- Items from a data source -
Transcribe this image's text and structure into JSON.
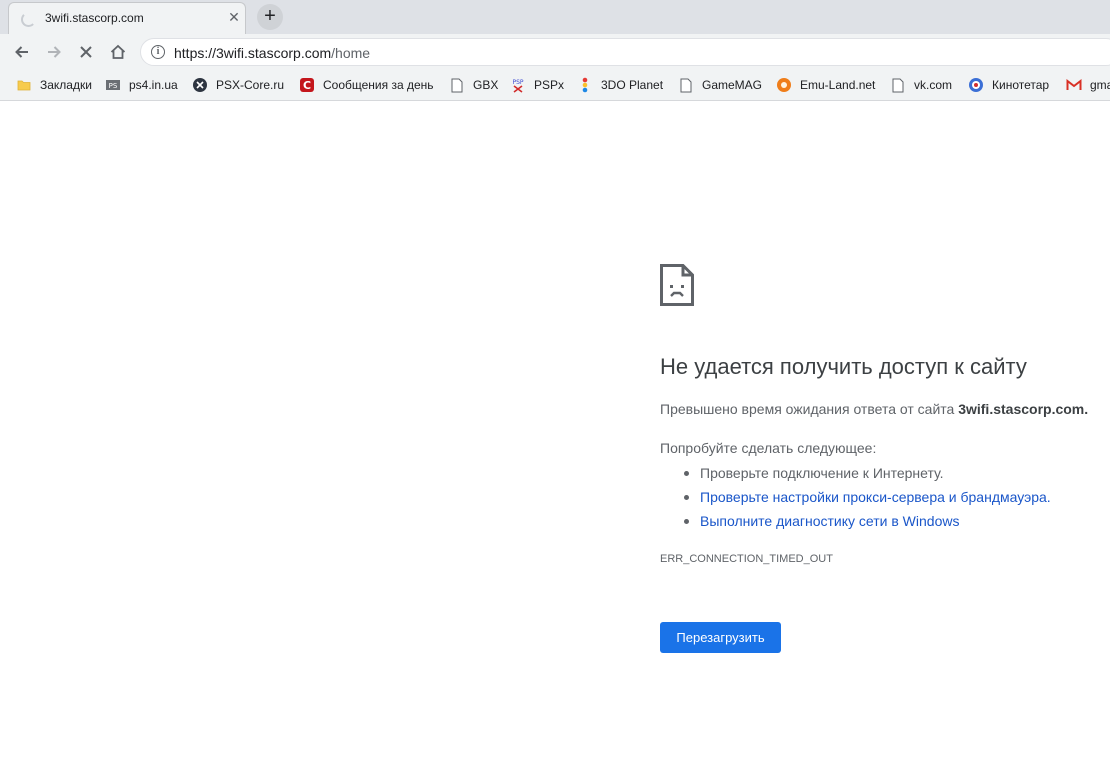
{
  "tab": {
    "title": "3wifi.stascorp.com",
    "close_glyph": "✕",
    "new_tab_glyph": "+",
    "loading_icon": "spinner-icon"
  },
  "toolbar": {
    "back_icon": "back-arrow-icon",
    "forward_icon": "forward-arrow-icon",
    "stop_icon": "stop-icon",
    "home_icon": "home-icon",
    "info_glyph": "i",
    "url_origin": "https://3wifi.stascorp.com",
    "url_path": "/home"
  },
  "bookmarks": [
    {
      "label": "Закладки",
      "icon": "folder-icon"
    },
    {
      "label": "ps4.in.ua",
      "icon": "ps4-icon"
    },
    {
      "label": "PSX-Core.ru",
      "icon": "psx-core-icon"
    },
    {
      "label": "Сообщения за день",
      "icon": "red-c-icon"
    },
    {
      "label": "GBX",
      "icon": "page-icon"
    },
    {
      "label": "PSPx",
      "icon": "pspx-icon"
    },
    {
      "label": "3DO Planet",
      "icon": "3do-icon"
    },
    {
      "label": "GameMAG",
      "icon": "page-icon"
    },
    {
      "label": "Emu-Land.net",
      "icon": "emu-land-icon"
    },
    {
      "label": "vk.com",
      "icon": "page-icon"
    },
    {
      "label": "Кинотетар",
      "icon": "globe-icon"
    },
    {
      "label": "gma",
      "icon": "gmail-icon"
    }
  ],
  "error": {
    "icon": "sad-page-icon",
    "heading": "Не удается получить доступ к сайту",
    "desc_prefix": "Превышено время ожидания ответа от сайта ",
    "desc_host": "3wifi.stascorp.com.",
    "try_label": "Попробуйте сделать следующее:",
    "suggestions": [
      "Проверьте подключение к Интернету.",
      "Проверьте настройки прокси-сервера и брандмауэра.",
      "Выполните диагностику сети в Windows"
    ],
    "code": "ERR_CONNECTION_TIMED_OUT",
    "reload_label": "Перезагрузить"
  },
  "colors": {
    "link": "#1a56c9",
    "button": "#1a73e8",
    "toolbar_bg": "#f1f3f4",
    "tabstrip_bg": "#dee1e6"
  }
}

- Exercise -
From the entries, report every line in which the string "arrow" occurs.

- Answer to the exercise -
    "back_icon": "back-arrow-icon",
    "forward_icon": "forward-arrow-icon",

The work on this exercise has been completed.